5.28.2010

Memorial Day

It is mor'n a three day weekend--it's a day to remember why we'uns is free to have a three day weekend.




Memorial Day, originally called Decoration Day, is a day of remembrance for those who have died in our nation's service. There are many stories as to its actual beginnings, with over two dozen cities and towns laying claim to being the birthplace of Memorial Day. There is also evidence that organized women's groups in the South were decorating graves before the end of the Civil War: a hymn published in 1867, "Kneel Where Our Loves are Sleeping" by Nella L. Sweet carried the dedication "To The Ladies of the South who are Decorating the Graves of the Confederate Dead" (Source: Duke University) While Waterloo N.Y. was officially declared the birthplace of Memorial Day by President Lyndon Johnson in May 1966, it's difficult to prove conclusively the origins of the day.

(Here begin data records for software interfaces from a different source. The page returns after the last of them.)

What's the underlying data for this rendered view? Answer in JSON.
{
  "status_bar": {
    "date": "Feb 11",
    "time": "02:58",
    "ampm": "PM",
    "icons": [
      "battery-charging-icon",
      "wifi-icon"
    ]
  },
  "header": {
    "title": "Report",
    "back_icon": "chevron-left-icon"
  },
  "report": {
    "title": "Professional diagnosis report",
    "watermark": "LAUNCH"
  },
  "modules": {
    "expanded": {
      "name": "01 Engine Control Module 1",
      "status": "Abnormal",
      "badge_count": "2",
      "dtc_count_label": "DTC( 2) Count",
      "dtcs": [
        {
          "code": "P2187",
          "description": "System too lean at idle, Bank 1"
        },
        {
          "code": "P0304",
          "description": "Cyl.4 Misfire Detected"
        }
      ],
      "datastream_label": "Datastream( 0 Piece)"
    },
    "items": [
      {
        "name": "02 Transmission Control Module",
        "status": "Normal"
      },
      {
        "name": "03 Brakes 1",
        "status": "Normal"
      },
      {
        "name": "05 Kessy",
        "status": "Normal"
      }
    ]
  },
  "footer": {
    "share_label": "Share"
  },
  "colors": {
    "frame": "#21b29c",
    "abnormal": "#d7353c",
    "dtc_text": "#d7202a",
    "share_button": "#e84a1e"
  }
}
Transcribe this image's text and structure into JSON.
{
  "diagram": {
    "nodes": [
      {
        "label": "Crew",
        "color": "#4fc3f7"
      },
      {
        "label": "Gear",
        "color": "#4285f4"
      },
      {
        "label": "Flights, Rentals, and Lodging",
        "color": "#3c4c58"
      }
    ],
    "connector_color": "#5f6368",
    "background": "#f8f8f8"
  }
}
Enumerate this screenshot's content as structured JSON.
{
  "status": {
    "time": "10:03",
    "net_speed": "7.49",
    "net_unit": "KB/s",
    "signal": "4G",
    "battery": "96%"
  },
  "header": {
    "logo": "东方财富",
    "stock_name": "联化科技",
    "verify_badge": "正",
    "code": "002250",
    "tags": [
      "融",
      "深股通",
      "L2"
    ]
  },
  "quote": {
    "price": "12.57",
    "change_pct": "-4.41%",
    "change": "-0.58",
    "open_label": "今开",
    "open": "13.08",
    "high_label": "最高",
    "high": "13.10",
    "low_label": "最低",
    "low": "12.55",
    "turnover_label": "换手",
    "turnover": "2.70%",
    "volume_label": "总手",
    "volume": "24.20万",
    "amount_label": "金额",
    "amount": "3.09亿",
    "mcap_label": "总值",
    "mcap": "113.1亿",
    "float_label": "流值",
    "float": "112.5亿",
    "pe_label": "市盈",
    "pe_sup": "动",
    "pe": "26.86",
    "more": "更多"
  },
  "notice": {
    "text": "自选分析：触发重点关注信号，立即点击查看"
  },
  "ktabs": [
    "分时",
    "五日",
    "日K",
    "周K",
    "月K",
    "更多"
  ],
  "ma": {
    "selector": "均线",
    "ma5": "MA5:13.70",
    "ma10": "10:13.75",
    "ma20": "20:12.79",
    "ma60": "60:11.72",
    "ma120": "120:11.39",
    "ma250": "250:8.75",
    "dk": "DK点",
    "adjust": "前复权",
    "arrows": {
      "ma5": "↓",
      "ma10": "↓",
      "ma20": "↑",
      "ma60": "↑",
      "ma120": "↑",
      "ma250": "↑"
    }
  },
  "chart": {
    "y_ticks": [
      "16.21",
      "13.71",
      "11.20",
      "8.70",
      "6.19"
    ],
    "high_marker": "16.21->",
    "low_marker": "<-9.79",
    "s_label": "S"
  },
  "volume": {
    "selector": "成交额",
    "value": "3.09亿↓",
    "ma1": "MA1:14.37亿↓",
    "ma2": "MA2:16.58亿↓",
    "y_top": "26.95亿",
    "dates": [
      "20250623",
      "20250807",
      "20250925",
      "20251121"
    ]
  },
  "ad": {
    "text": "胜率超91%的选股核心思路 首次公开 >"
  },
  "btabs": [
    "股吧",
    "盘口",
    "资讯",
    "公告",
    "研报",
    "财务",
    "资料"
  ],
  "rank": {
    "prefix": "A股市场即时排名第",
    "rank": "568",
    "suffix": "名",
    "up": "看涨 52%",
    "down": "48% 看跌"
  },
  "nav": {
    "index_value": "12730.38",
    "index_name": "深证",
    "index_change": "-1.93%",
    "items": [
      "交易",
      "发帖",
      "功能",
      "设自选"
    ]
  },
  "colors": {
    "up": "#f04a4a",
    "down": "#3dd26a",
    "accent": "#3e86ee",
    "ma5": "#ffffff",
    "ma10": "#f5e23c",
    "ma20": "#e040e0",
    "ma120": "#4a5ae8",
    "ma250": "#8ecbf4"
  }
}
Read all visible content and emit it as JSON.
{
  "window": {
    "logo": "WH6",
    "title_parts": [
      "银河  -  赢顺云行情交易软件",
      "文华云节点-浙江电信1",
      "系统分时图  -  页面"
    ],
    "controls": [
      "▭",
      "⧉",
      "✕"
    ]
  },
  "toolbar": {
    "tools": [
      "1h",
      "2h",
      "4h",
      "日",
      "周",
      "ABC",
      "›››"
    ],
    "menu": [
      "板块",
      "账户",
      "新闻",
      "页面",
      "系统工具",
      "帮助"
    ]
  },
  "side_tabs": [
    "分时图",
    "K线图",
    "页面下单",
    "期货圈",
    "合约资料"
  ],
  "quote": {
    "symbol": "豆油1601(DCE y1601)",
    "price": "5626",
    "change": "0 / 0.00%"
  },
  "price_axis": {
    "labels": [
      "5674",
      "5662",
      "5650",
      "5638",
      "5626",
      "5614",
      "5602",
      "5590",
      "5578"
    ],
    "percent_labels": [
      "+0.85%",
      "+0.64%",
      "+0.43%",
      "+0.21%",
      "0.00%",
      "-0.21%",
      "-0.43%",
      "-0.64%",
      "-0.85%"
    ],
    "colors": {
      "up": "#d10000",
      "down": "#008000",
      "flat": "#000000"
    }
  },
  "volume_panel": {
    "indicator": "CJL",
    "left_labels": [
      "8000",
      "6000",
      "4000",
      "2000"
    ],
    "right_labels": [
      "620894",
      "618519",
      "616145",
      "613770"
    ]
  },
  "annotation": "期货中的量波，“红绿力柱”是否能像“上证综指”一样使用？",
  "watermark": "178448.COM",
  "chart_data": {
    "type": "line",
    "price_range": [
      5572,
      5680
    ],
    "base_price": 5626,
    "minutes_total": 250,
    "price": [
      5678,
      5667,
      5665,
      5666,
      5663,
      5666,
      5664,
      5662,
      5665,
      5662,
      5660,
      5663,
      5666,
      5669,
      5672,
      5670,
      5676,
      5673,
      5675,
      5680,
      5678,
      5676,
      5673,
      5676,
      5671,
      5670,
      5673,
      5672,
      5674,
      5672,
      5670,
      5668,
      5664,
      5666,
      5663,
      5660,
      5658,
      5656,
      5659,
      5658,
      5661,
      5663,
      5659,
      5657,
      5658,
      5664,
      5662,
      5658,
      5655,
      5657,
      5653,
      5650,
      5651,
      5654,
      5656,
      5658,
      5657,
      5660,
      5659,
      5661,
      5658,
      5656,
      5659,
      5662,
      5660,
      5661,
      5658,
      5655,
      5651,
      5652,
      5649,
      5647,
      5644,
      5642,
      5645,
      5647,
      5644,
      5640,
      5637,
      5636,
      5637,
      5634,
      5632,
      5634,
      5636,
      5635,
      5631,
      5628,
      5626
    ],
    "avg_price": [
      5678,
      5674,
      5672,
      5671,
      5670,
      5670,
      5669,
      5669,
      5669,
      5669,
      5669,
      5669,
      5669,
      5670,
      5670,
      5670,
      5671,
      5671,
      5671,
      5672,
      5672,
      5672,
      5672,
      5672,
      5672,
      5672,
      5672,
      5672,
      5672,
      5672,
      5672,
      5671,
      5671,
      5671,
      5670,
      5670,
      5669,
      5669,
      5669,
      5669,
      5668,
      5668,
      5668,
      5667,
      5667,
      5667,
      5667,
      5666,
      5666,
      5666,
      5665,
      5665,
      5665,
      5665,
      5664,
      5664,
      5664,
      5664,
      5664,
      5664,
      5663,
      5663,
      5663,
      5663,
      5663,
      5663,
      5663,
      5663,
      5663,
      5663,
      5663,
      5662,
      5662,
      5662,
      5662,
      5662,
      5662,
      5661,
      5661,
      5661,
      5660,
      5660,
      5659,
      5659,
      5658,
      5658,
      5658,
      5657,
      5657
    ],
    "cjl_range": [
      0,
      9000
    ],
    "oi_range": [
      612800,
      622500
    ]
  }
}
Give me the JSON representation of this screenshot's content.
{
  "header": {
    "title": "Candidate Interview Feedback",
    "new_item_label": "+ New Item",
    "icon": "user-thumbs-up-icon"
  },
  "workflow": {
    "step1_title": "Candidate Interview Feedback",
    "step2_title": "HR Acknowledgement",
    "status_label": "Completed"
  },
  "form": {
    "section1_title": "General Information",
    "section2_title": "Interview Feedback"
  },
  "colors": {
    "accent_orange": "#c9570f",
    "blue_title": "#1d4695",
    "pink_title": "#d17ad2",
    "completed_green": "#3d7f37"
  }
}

It is more likely that it had many separate beginnings; each of those towns and every planned or spontaneous gathering of people to honor the war dead in the 1860's tapped into the general human need to honor our dead, each contributed honorably to the growing movement that culminated in Gen Logan giving his official proclamation in 1868. It is not important who was the very first, what is important is that Memorial Day was established. Memorial Day is not about division. It is about reconciliation; it is about coming together to honor those who gave their all.




Memorial Day officially proclaimed on 5 May 1868 by General John Logan, national commander of the Grand Army of the Republic, in his General Order no. 11 and was first observed on 30 May 1868, when flowers were placed on the graves of Union and Confederate soldiers at Arlington National Cemetery. The first state to officially recognize the holiday was New York in 1873. By 1890 it was recognized by all of the northern states. The South refused to acknowledge the day, honoring their dead on separate days until after World War I (when the holiday changed from honoring just those who died fighting in the Civil War to honoring Americans who died fighting in any war). It is now celebrated in almost every State on the last Monday in May (passed by Congress with the National Holiday Act of 1971 (P.L. 90 - 363) to ensure a three day weekend for Federal holidays), though several southern states have an additional separate day for honoring the Confederate war dead: January 19 in Texas, April 26 in Alabama, Florida, Georgia, and Mississippi; May 10 in South Carolina; and June 3 (Jefferson Davis' birthday) in Louisiana and Tennessee.

6 comments:

Aunty Belle said...

Aunty wishes a blessed day to all our service personnel an' their loved ones, an' a sincere thanky to all who made it possible fer us'uns to live in freedom.

Buzz Kill said...

Nice write-up Aunty. I just finished watching the miniseries on HBO called the Pacific and it got me to thinking (again) of all the sacrifices soldiers (kids really, most were under 21) make in all wars for God and country.

I was one of the lucky ones who was of age in the gap between the Vietnam and Gulf wars, so I wasn't called to serve. But the job I do (my career) has directly affected the military so I like to think I serve in that way. I've met a lot of soldiers and sailors over the years and thank them by doing my job as best I can. And by telling them what a good job they do.

Pam said...

Thanks for this Auntie and right you are. We watched war movies to celebrate. Midway with Charlton Heston. It was long and drawn out and almost tortuous but I made it through. I feel like a vet after watching it for the umpteenth time. Meanwhile, I have a nephew going back to Iraq for the 4th time SOON. But I like that Memorial Day is now a day to honor all our passed-on loved ones. I hope you are well and all is good on the porch this weekend.

Floridacracker said...

Thank you Aunty. A great reminder and history lesson.

Boxer said...

My Dad was on his way to Okinawa when they dropped the first bomb. If it hadn't stopped the war, his platoon was going to be the first to invade. He was 17. A farm boy from Iowa. Soooo many stories like that behind each and every soldier. God bless them all.

chickory said...

i dont think its the same now. Its a different show from ww2 - what are the objectives? its not clear. blessed are the grunts though who gut it out on the front line.